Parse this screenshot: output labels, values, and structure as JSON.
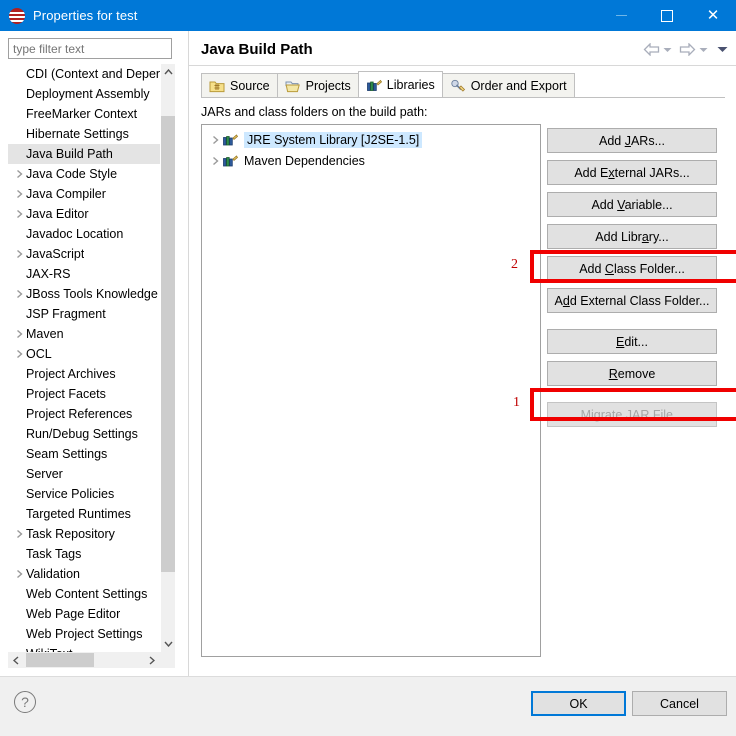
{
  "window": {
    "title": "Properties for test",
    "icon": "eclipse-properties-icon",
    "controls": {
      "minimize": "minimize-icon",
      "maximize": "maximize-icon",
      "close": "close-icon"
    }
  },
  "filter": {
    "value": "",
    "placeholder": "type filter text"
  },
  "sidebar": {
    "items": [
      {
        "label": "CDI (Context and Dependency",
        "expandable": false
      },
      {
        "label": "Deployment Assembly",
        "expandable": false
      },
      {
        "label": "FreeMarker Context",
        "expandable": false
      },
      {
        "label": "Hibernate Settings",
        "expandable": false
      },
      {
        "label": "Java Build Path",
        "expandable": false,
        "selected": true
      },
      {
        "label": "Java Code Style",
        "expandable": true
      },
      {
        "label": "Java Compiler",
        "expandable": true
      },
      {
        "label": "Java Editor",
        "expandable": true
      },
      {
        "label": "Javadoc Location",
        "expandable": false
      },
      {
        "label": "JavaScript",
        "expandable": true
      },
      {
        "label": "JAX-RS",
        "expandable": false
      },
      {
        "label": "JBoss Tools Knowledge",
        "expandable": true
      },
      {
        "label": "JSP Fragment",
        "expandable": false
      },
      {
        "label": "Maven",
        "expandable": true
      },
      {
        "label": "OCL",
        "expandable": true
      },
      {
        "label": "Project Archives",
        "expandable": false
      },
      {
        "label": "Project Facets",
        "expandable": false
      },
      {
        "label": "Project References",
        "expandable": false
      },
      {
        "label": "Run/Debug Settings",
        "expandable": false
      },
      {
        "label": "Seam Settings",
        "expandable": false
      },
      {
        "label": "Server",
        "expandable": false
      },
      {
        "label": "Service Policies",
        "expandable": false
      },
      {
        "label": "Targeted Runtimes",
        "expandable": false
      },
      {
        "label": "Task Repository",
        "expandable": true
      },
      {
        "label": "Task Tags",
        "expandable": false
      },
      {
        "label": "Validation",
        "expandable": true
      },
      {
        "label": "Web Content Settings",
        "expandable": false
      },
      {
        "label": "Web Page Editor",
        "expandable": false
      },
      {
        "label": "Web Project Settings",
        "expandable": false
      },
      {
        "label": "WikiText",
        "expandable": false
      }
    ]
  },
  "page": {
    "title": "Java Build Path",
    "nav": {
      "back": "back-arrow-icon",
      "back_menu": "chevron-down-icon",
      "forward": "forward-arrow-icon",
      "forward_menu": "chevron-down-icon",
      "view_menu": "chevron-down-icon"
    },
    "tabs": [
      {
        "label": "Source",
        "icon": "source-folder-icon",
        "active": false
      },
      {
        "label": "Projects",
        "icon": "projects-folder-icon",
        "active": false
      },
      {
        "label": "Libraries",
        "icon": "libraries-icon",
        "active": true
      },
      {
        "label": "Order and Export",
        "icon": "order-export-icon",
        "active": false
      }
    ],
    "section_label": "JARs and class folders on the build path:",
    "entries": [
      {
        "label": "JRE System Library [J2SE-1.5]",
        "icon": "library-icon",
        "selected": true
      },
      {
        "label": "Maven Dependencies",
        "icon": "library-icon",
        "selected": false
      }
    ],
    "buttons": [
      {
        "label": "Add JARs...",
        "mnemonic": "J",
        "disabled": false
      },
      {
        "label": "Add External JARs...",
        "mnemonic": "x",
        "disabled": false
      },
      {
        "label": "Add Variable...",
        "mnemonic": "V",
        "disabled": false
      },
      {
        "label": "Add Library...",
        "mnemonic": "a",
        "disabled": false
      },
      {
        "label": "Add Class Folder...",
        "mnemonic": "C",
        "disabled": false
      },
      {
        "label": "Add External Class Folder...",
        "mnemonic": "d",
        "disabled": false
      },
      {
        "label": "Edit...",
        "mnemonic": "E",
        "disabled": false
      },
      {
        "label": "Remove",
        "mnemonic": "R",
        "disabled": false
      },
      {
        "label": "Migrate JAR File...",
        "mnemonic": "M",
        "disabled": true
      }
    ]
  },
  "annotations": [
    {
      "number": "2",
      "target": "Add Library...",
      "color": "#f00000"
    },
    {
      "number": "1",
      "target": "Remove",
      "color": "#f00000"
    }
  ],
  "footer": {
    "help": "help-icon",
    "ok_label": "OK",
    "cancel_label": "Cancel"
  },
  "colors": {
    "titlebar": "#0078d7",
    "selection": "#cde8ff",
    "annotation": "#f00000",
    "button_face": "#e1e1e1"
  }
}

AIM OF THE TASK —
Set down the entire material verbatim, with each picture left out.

TASK OUTPUT —
Parse this screenshot: output labels, values, and structure as JSON.
{
  "window": {
    "title": "Properties for test",
    "icon": "eclipse-properties-icon",
    "controls": {
      "minimize": "minimize-icon",
      "maximize": "maximize-icon",
      "close": "close-icon"
    }
  },
  "filter": {
    "value": "",
    "placeholder": "type filter text"
  },
  "sidebar": {
    "items": [
      {
        "label": "CDI (Context and Dependency",
        "expandable": false
      },
      {
        "label": "Deployment Assembly",
        "expandable": false
      },
      {
        "label": "FreeMarker Context",
        "expandable": false
      },
      {
        "label": "Hibernate Settings",
        "expandable": false
      },
      {
        "label": "Java Build Path",
        "expandable": false,
        "selected": true
      },
      {
        "label": "Java Code Style",
        "expandable": true
      },
      {
        "label": "Java Compiler",
        "expandable": true
      },
      {
        "label": "Java Editor",
        "expandable": true
      },
      {
        "label": "Javadoc Location",
        "expandable": false
      },
      {
        "label": "JavaScript",
        "expandable": true
      },
      {
        "label": "JAX-RS",
        "expandable": false
      },
      {
        "label": "JBoss Tools Knowledge",
        "expandable": true
      },
      {
        "label": "JSP Fragment",
        "expandable": false
      },
      {
        "label": "Maven",
        "expandable": true
      },
      {
        "label": "OCL",
        "expandable": true
      },
      {
        "label": "Project Archives",
        "expandable": false
      },
      {
        "label": "Project Facets",
        "expandable": false
      },
      {
        "label": "Project References",
        "expandable": false
      },
      {
        "label": "Run/Debug Settings",
        "expandable": false
      },
      {
        "label": "Seam Settings",
        "expandable": false
      },
      {
        "label": "Server",
        "expandable": false
      },
      {
        "label": "Service Policies",
        "expandable": false
      },
      {
        "label": "Targeted Runtimes",
        "expandable": false
      },
      {
        "label": "Task Repository",
        "expandable": true
      },
      {
        "label": "Task Tags",
        "expandable": false
      },
      {
        "label": "Validation",
        "expandable": true
      },
      {
        "label": "Web Content Settings",
        "expandable": false
      },
      {
        "label": "Web Page Editor",
        "expandable": false
      },
      {
        "label": "Web Project Settings",
        "expandable": false
      },
      {
        "label": "WikiText",
        "expandable": false
      }
    ]
  },
  "page": {
    "title": "Java Build Path",
    "nav": {
      "back": "back-arrow-icon",
      "back_menu": "chevron-down-icon",
      "forward": "forward-arrow-icon",
      "forward_menu": "chevron-down-icon",
      "view_menu": "chevron-down-icon"
    },
    "tabs": [
      {
        "label": "Source",
        "icon": "source-folder-icon",
        "active": false
      },
      {
        "label": "Projects",
        "icon": "projects-folder-icon",
        "active": false
      },
      {
        "label": "Libraries",
        "icon": "libraries-icon",
        "active": true
      },
      {
        "label": "Order and Export",
        "icon": "order-export-icon",
        "active": false
      }
    ],
    "section_label": "JARs and class folders on the build path:",
    "entries": [
      {
        "label": "JRE System Library [J2SE-1.5]",
        "icon": "library-icon",
        "selected": true
      },
      {
        "label": "Maven Dependencies",
        "icon": "library-icon",
        "selected": false
      }
    ],
    "buttons": [
      {
        "label": "Add JARs...",
        "mnemonic": "J",
        "disabled": false
      },
      {
        "label": "Add External JARs...",
        "mnemonic": "x",
        "disabled": false
      },
      {
        "label": "Add Variable...",
        "mnemonic": "V",
        "disabled": false
      },
      {
        "label": "Add Library...",
        "mnemonic": "a",
        "disabled": false
      },
      {
        "label": "Add Class Folder...",
        "mnemonic": "C",
        "disabled": false
      },
      {
        "label": "Add External Class Folder...",
        "mnemonic": "d",
        "disabled": false
      },
      {
        "label": "Edit...",
        "mnemonic": "E",
        "disabled": false
      },
      {
        "label": "Remove",
        "mnemonic": "R",
        "disabled": false
      },
      {
        "label": "Migrate JAR File...",
        "mnemonic": "M",
        "disabled": true
      }
    ]
  },
  "annotations": [
    {
      "number": "2",
      "target": "Add Library...",
      "color": "#f00000"
    },
    {
      "number": "1",
      "target": "Remove",
      "color": "#f00000"
    }
  ],
  "footer": {
    "help": "help-icon",
    "ok_label": "OK",
    "cancel_label": "Cancel"
  },
  "colors": {
    "titlebar": "#0078d7",
    "selection": "#cde8ff",
    "annotation": "#f00000",
    "button_face": "#e1e1e1"
  }
}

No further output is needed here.